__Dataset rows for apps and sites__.
<<<<
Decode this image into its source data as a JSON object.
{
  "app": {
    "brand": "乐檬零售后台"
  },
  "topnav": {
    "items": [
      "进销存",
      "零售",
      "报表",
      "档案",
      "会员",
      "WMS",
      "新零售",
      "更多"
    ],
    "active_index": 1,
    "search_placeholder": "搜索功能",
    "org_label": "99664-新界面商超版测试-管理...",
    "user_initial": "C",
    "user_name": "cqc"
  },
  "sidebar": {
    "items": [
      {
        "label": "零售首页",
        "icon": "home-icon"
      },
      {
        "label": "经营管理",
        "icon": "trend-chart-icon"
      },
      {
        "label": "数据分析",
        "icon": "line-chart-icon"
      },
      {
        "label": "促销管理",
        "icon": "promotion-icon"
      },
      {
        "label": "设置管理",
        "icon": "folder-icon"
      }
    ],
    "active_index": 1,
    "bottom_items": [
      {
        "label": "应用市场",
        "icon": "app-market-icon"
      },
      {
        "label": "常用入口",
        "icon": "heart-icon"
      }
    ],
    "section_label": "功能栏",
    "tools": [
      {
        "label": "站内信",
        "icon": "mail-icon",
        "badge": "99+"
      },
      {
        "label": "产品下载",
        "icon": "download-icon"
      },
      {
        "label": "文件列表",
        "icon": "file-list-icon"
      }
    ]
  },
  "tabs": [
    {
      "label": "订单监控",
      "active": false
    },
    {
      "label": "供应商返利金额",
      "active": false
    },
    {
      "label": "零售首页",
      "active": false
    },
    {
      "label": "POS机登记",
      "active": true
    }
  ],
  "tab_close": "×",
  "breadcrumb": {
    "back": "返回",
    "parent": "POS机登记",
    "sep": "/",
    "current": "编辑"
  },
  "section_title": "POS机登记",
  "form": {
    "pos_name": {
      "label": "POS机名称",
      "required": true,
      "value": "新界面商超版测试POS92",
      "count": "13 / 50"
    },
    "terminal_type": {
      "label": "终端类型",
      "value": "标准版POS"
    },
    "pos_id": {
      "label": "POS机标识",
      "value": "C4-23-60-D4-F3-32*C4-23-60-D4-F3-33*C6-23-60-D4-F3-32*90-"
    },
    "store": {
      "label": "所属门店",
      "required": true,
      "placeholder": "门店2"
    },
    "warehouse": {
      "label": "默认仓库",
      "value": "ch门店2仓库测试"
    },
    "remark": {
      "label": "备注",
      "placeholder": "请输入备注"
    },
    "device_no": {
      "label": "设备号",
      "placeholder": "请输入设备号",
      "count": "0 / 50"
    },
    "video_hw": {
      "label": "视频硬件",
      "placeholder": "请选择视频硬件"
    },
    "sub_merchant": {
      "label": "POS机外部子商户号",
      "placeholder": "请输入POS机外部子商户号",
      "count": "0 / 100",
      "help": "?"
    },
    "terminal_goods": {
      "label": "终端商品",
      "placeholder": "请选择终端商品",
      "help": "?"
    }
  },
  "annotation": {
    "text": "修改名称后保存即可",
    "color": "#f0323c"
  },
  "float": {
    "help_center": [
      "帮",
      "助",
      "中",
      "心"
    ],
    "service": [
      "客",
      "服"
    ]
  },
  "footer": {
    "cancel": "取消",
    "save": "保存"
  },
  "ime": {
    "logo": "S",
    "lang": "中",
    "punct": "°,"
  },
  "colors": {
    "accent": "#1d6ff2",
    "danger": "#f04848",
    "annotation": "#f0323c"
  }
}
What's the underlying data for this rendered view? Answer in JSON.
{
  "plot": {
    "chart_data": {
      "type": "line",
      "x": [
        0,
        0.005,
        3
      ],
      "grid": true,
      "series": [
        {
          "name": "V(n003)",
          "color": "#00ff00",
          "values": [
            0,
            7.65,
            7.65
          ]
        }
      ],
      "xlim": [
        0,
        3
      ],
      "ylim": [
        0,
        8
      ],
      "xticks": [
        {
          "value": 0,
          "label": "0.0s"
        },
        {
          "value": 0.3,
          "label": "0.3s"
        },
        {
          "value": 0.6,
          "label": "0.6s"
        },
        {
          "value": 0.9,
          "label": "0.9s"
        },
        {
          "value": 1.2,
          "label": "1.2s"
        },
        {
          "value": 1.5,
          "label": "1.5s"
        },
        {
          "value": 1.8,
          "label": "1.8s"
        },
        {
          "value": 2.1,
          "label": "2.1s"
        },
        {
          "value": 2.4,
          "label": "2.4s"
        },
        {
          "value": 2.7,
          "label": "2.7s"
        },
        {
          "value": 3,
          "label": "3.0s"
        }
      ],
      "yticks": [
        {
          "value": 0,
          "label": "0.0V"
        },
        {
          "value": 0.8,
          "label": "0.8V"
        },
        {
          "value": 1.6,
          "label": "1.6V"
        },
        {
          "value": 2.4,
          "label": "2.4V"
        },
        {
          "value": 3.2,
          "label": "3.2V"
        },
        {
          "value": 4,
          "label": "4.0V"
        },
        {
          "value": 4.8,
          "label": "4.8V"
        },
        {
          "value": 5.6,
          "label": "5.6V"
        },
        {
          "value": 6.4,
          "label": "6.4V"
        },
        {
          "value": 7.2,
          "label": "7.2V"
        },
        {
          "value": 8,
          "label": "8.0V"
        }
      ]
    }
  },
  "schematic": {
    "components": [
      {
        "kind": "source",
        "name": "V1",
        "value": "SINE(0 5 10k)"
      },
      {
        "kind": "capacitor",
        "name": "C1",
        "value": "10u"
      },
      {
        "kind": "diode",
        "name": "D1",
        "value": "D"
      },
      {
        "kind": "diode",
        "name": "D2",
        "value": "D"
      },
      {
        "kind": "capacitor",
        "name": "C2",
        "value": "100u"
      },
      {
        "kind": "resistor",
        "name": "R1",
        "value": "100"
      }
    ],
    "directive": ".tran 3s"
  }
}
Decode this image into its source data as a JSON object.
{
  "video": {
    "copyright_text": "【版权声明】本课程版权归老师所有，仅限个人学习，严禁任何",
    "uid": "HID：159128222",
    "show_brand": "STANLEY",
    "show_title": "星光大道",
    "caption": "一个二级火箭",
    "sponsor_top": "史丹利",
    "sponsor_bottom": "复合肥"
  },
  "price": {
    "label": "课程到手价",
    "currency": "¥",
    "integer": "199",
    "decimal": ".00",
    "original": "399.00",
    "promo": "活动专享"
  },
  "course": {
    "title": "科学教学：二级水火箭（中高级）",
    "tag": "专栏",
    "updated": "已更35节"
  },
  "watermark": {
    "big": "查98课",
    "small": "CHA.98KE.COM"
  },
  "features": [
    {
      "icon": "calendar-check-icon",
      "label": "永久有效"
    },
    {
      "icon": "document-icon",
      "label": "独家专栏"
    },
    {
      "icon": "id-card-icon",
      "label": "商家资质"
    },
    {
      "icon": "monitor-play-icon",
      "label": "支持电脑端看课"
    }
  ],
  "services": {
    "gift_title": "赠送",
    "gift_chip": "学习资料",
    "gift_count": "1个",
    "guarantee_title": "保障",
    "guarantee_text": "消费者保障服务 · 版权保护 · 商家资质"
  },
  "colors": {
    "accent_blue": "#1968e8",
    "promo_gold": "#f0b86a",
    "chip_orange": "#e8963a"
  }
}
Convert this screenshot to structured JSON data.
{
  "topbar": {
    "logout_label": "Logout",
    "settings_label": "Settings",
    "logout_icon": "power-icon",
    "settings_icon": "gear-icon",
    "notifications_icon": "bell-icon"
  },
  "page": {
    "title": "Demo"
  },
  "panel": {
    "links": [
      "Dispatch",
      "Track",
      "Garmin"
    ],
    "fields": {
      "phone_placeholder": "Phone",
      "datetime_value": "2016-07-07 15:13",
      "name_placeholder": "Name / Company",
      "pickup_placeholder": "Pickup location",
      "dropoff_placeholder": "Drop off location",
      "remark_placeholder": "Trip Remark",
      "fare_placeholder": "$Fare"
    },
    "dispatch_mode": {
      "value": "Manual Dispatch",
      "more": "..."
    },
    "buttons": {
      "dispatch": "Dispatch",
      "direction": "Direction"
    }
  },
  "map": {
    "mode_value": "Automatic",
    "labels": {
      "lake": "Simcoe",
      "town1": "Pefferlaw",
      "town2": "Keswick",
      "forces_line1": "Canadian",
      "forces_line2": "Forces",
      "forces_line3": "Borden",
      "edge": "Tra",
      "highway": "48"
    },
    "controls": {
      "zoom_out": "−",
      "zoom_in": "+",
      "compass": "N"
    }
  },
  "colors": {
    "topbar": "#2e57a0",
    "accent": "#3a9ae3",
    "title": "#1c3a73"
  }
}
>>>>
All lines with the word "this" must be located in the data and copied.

__Exercise solution__.
Decode this image into its source data as a JSON object.
What's the underlying data for this rendered view? Answer in JSON.
Decode this image into its source data as a JSON object.
Convert this screenshot to structured JSON data.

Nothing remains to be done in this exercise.